(Data items)
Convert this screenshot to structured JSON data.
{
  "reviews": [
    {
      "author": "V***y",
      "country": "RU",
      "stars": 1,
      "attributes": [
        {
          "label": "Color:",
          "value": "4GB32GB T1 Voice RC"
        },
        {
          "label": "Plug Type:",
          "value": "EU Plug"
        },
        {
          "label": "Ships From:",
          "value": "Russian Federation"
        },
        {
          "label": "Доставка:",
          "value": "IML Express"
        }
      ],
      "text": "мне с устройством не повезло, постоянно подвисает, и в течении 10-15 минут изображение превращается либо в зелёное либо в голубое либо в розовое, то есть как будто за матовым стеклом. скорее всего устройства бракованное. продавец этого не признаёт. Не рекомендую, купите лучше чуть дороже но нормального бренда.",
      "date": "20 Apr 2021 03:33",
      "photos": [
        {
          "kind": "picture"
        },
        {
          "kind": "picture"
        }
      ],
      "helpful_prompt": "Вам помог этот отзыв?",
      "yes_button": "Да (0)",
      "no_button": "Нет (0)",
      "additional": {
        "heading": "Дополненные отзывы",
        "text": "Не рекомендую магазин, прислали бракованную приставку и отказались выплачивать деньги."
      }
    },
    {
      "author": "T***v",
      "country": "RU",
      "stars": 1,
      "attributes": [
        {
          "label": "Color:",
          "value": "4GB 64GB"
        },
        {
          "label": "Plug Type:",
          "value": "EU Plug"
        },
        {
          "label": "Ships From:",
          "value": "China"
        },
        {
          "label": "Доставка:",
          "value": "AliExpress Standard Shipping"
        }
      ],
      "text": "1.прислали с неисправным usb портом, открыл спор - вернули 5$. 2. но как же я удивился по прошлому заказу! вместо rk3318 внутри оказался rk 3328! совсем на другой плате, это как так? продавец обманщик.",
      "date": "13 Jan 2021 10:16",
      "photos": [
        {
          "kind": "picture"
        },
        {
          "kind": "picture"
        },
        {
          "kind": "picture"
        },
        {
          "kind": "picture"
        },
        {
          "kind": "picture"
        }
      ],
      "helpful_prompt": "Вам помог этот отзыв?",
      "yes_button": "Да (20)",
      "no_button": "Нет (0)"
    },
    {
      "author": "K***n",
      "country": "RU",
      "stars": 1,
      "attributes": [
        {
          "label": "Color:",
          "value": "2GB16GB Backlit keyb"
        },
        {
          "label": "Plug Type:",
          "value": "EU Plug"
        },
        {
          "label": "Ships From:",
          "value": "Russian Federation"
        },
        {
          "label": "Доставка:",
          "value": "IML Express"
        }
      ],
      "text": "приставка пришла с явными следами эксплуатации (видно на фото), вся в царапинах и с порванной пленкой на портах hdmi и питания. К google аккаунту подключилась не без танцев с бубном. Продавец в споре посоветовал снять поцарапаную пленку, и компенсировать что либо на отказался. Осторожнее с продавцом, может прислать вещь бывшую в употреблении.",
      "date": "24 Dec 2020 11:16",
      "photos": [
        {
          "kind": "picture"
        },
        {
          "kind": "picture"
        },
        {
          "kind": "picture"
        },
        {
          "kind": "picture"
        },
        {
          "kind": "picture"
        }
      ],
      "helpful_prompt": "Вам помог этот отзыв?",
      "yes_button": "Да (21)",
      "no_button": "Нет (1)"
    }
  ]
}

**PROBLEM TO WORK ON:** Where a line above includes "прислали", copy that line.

**SOLUTION TO THE PROBLEM:**
        "text": "Не рекомендую магазин, прислали бракованную приставку и отказались выплачивать деньги."
      "text": "1.прислали с неисправным usb портом, открыл спор - вернули 5$. 2. но как же я удивился по прошлому заказу! вместо rk3318 внутри оказался rk 3328! совсем на другой плате, это как так? продавец обманщик.",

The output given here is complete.